[Records provided Boundary: Start]
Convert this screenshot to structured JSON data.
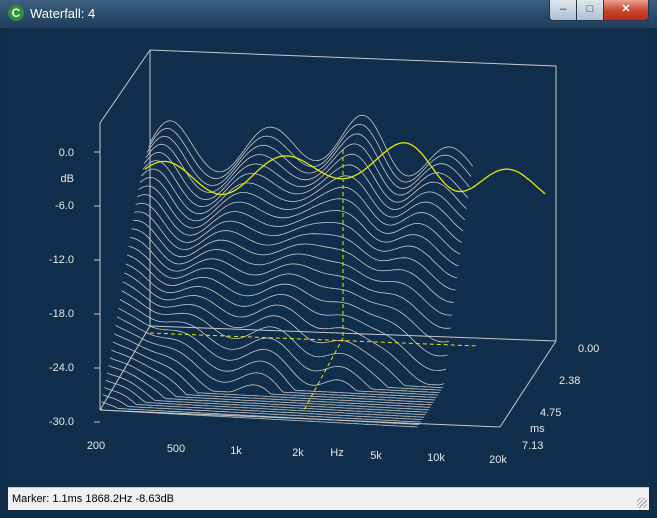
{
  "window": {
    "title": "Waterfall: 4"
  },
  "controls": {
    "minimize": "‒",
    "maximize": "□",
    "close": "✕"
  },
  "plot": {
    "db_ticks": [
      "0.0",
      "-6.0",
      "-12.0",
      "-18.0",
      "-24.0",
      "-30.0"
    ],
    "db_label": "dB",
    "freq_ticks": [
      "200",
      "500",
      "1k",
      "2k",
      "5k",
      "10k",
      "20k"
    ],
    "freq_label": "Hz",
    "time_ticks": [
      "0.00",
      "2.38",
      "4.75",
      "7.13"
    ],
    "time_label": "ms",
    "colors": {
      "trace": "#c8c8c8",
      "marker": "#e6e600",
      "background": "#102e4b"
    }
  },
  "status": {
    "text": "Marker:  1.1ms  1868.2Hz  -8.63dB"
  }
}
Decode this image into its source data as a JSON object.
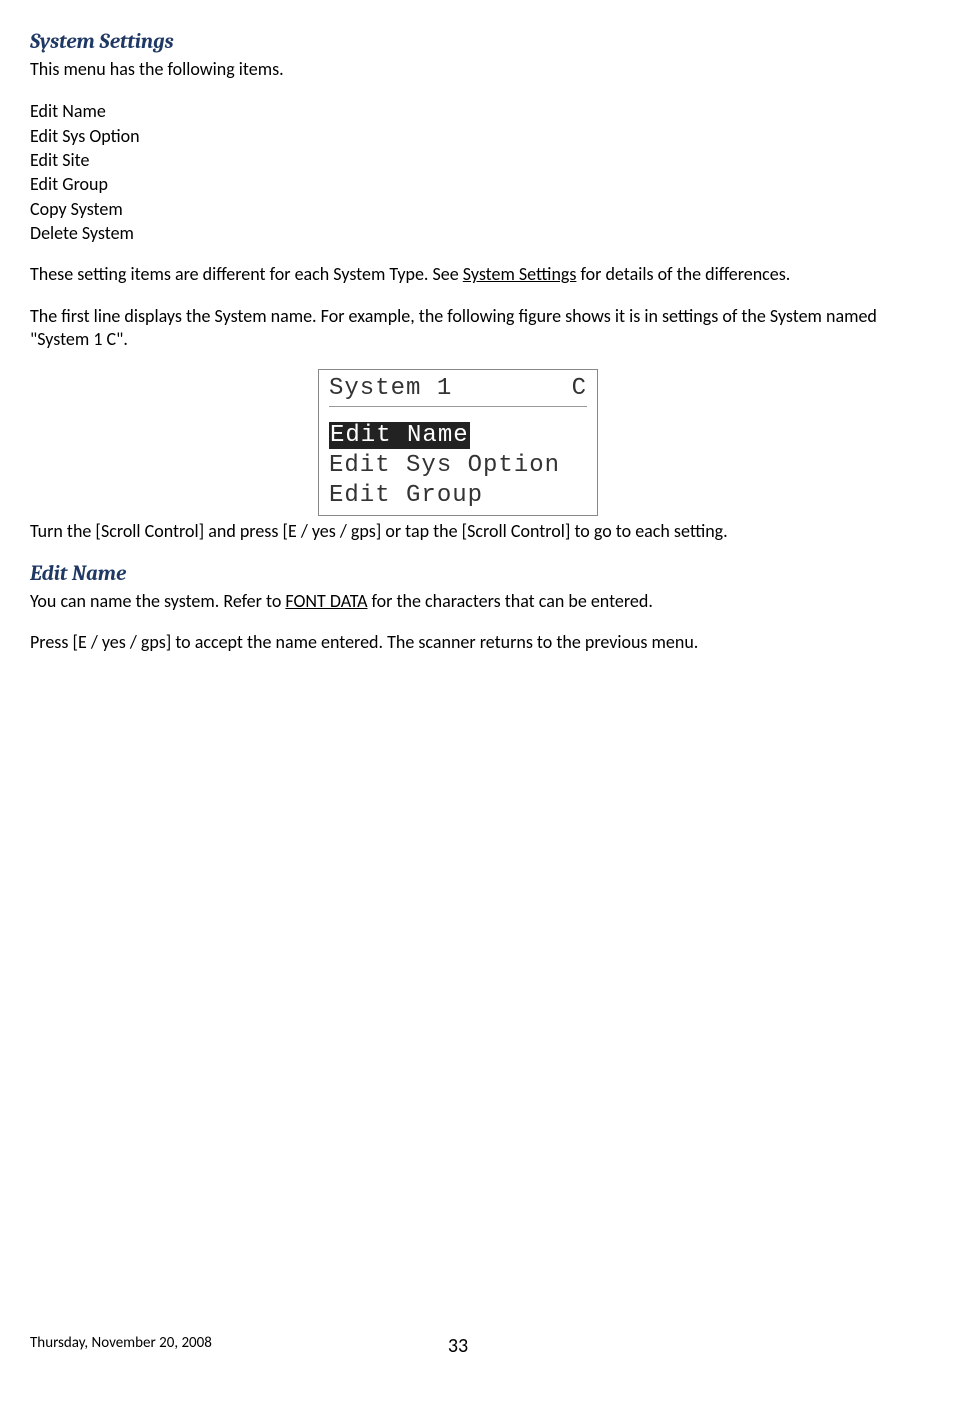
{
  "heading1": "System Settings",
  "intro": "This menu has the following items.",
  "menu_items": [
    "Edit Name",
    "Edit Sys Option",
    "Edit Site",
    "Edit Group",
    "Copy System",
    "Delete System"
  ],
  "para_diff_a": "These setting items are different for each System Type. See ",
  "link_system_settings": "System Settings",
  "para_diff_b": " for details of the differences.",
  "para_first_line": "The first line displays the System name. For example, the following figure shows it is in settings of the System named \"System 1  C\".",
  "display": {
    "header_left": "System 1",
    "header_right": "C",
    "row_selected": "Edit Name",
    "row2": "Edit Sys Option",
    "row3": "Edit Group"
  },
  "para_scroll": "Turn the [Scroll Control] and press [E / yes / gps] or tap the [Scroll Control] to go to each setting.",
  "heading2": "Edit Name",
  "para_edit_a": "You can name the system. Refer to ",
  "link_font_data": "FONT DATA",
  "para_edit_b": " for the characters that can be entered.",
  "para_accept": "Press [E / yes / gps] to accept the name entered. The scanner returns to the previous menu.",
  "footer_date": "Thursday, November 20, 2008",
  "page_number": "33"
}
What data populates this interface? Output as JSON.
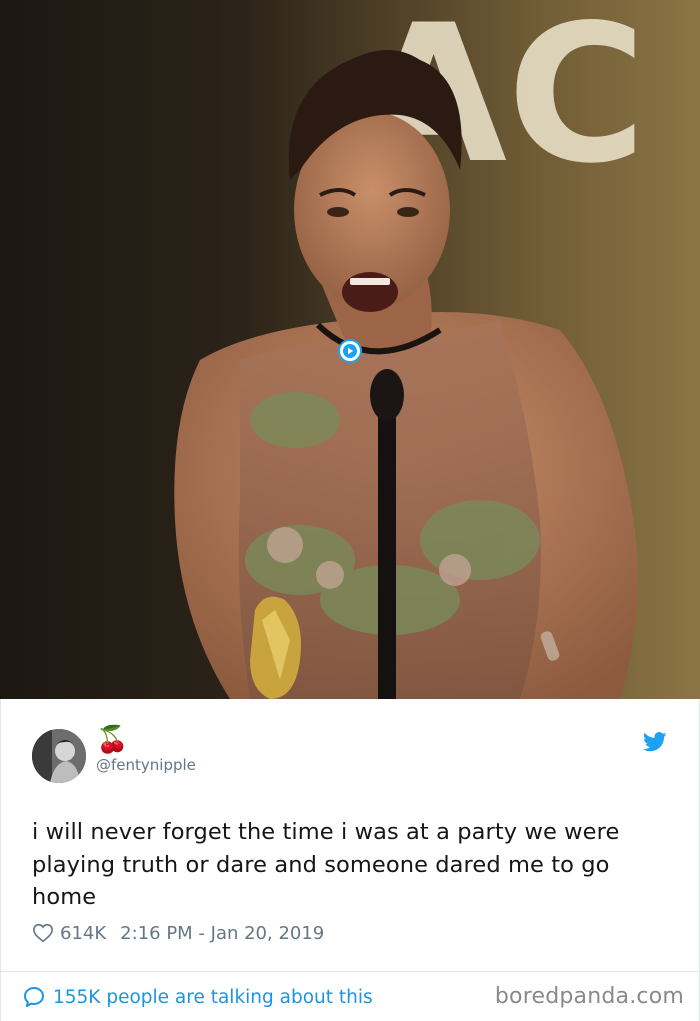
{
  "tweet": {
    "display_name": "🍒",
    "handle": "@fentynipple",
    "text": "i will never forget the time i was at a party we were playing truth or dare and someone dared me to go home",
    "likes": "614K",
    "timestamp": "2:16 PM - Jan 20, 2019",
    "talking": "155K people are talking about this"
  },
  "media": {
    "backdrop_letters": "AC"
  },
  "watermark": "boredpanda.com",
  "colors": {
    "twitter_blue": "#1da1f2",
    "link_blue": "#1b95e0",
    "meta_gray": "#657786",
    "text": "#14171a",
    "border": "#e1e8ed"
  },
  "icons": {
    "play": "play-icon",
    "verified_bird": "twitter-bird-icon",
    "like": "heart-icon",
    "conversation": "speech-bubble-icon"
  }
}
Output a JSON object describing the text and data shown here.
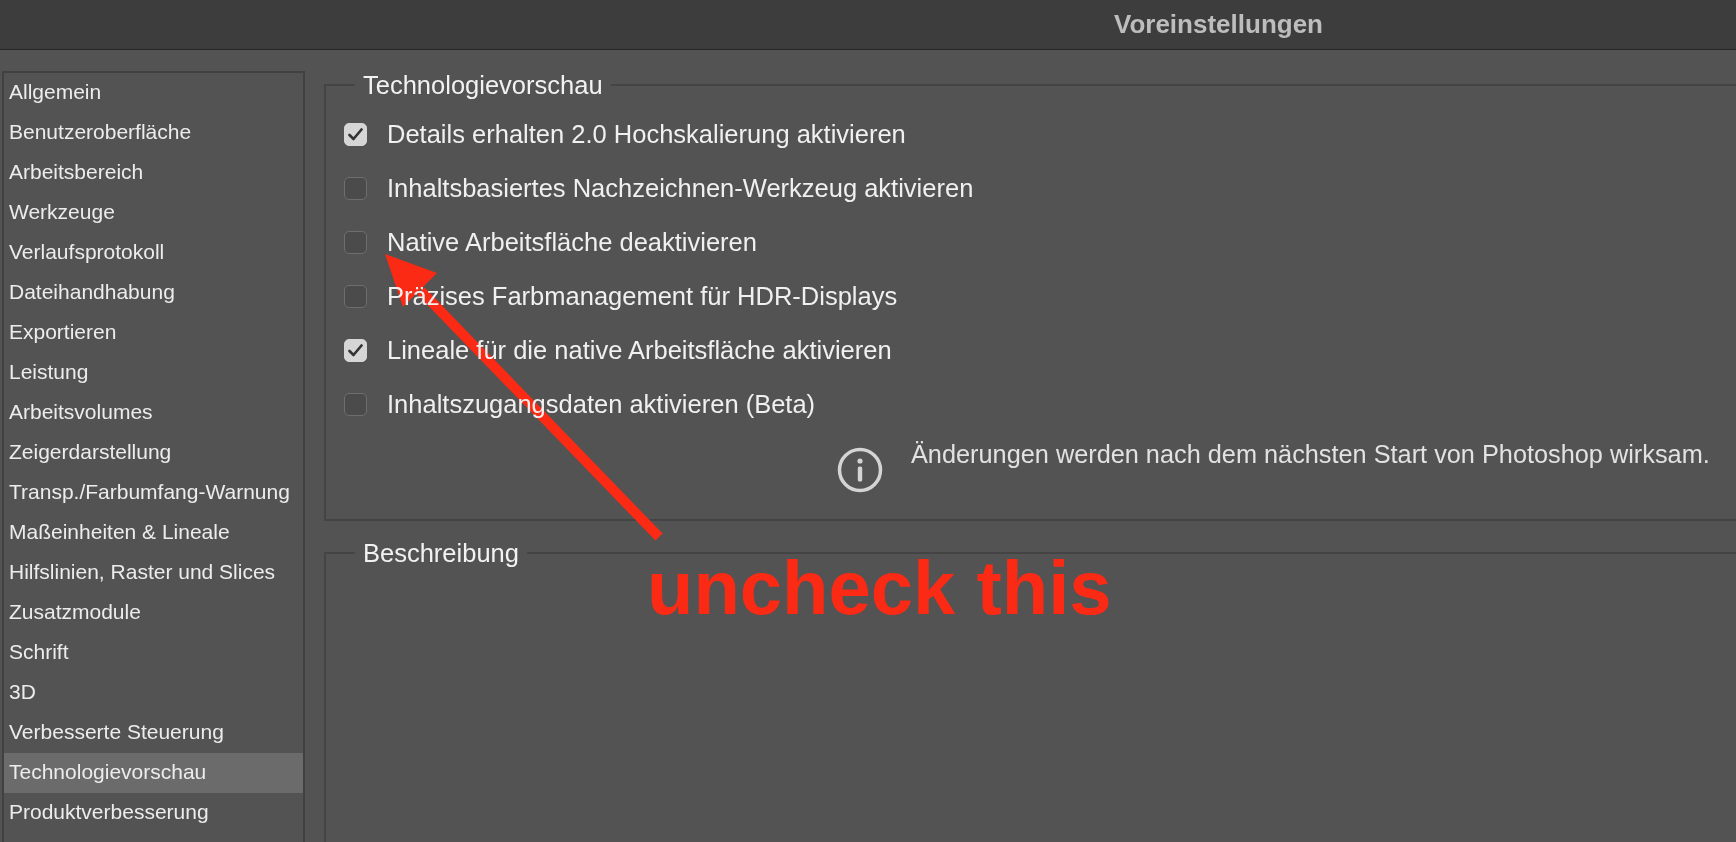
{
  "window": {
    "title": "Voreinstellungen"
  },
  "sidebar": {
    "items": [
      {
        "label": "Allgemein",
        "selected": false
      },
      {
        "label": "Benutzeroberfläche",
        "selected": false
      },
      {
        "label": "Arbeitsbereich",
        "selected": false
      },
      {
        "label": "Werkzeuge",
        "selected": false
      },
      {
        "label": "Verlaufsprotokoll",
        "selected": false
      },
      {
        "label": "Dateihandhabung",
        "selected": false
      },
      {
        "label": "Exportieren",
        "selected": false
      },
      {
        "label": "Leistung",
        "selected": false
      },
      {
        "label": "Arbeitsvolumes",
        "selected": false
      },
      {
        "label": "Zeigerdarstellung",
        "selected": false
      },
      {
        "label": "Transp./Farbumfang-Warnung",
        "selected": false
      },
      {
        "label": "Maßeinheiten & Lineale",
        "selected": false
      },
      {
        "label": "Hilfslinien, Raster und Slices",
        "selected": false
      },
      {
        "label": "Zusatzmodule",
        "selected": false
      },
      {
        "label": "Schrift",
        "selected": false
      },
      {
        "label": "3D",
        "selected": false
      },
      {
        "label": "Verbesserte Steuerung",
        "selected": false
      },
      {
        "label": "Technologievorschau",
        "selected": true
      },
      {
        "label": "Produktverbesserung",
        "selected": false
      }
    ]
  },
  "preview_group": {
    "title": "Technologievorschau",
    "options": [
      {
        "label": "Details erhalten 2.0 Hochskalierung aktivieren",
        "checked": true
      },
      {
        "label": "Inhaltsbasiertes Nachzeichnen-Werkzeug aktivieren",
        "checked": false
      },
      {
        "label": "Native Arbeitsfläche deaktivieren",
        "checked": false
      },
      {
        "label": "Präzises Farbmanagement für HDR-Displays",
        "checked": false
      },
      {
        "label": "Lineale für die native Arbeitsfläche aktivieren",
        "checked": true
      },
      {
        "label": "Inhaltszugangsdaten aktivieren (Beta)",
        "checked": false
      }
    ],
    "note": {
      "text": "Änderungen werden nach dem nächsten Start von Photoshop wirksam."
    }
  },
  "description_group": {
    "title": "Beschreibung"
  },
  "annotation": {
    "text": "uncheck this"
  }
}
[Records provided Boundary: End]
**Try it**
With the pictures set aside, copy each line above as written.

**Result of the exercise**
Convert this screenshot to structured JSON data.
{
  "window": {
    "title": "Waterfall: 4"
  },
  "controls": {
    "minimize": "‒",
    "maximize": "□",
    "close": "✕"
  },
  "plot": {
    "db_ticks": [
      "0.0",
      "-6.0",
      "-12.0",
      "-18.0",
      "-24.0",
      "-30.0"
    ],
    "db_label": "dB",
    "freq_ticks": [
      "200",
      "500",
      "1k",
      "2k",
      "5k",
      "10k",
      "20k"
    ],
    "freq_label": "Hz",
    "time_ticks": [
      "0.00",
      "2.38",
      "4.75",
      "7.13"
    ],
    "time_label": "ms",
    "colors": {
      "trace": "#c8c8c8",
      "marker": "#e6e600",
      "background": "#102e4b"
    }
  },
  "status": {
    "text": "Marker:  1.1ms  1868.2Hz  -8.63dB"
  }
}
Decode this image into its source data as a JSON object.
{
  "heading1": "System Settings",
  "intro": "This menu has the following items.",
  "menu_items": [
    "Edit Name",
    "Edit Sys Option",
    "Edit Site",
    "Edit Group",
    "Copy System",
    "Delete System"
  ],
  "para_diff_a": "These setting items are different for each System Type. See ",
  "link_system_settings": "System Settings",
  "para_diff_b": " for details of the differences.",
  "para_first_line": "The first line displays the System name. For example, the following figure shows it is in settings of the System named \"System 1  C\".",
  "display": {
    "header_left": "System 1",
    "header_right": "C",
    "row_selected": "Edit Name",
    "row2": "Edit Sys Option",
    "row3": "Edit Group"
  },
  "para_scroll": "Turn the [Scroll Control] and press [E / yes / gps] or tap the [Scroll Control] to go to each setting.",
  "heading2": "Edit Name",
  "para_edit_a": "You can name the system. Refer to ",
  "link_font_data": "FONT DATA",
  "para_edit_b": " for the characters that can be entered.",
  "para_accept": "Press [E / yes / gps] to accept the name entered. The scanner returns to the previous menu.",
  "footer_date": "Thursday, November 20, 2008",
  "page_number": "33"
}
What data populates this interface? Output as JSON.
{
  "tweet": {
    "display_name": "🍒",
    "handle": "@fentynipple",
    "text": "i will never forget the time i was at a party we were playing truth or dare and someone dared me to go home",
    "likes": "614K",
    "timestamp": "2:16 PM - Jan 20, 2019",
    "talking": "155K people are talking about this"
  },
  "media": {
    "backdrop_letters": "AC"
  },
  "watermark": "boredpanda.com",
  "colors": {
    "twitter_blue": "#1da1f2",
    "link_blue": "#1b95e0",
    "meta_gray": "#657786",
    "text": "#14171a",
    "border": "#e1e8ed"
  },
  "icons": {
    "play": "play-icon",
    "verified_bird": "twitter-bird-icon",
    "like": "heart-icon",
    "conversation": "speech-bubble-icon"
  }
}
Output a JSON object describing the text and data shown here.
{
  "window": {
    "title": "Voreinstellungen"
  },
  "sidebar": {
    "items": [
      {
        "label": "Allgemein",
        "selected": false
      },
      {
        "label": "Benutzeroberfläche",
        "selected": false
      },
      {
        "label": "Arbeitsbereich",
        "selected": false
      },
      {
        "label": "Werkzeuge",
        "selected": false
      },
      {
        "label": "Verlaufsprotokoll",
        "selected": false
      },
      {
        "label": "Dateihandhabung",
        "selected": false
      },
      {
        "label": "Exportieren",
        "selected": false
      },
      {
        "label": "Leistung",
        "selected": false
      },
      {
        "label": "Arbeitsvolumes",
        "selected": false
      },
      {
        "label": "Zeigerdarstellung",
        "selected": false
      },
      {
        "label": "Transp./Farbumfang-Warnung",
        "selected": false
      },
      {
        "label": "Maßeinheiten & Lineale",
        "selected": false
      },
      {
        "label": "Hilfslinien, Raster und Slices",
        "selected": false
      },
      {
        "label": "Zusatzmodule",
        "selected": false
      },
      {
        "label": "Schrift",
        "selected": false
      },
      {
        "label": "3D",
        "selected": false
      },
      {
        "label": "Verbesserte Steuerung",
        "selected": false
      },
      {
        "label": "Technologievorschau",
        "selected": true
      },
      {
        "label": "Produktverbesserung",
        "selected": false
      }
    ]
  },
  "preview_group": {
    "title": "Technologievorschau",
    "options": [
      {
        "label": "Details erhalten 2.0 Hochskalierung aktivieren",
        "checked": true
      },
      {
        "label": "Inhaltsbasiertes Nachzeichnen-Werkzeug aktivieren",
        "checked": false
      },
      {
        "label": "Native Arbeitsfläche deaktivieren",
        "checked": false
      },
      {
        "label": "Präzises Farbmanagement für HDR-Displays",
        "checked": false
      },
      {
        "label": "Lineale für die native Arbeitsfläche aktivieren",
        "checked": true
      },
      {
        "label": "Inhaltszugangsdaten aktivieren (Beta)",
        "checked": false
      }
    ],
    "note": {
      "text": "Änderungen werden nach dem nächsten Start von Photoshop wirksam."
    }
  },
  "description_group": {
    "title": "Beschreibung"
  },
  "annotation": {
    "text": "uncheck this"
  }
}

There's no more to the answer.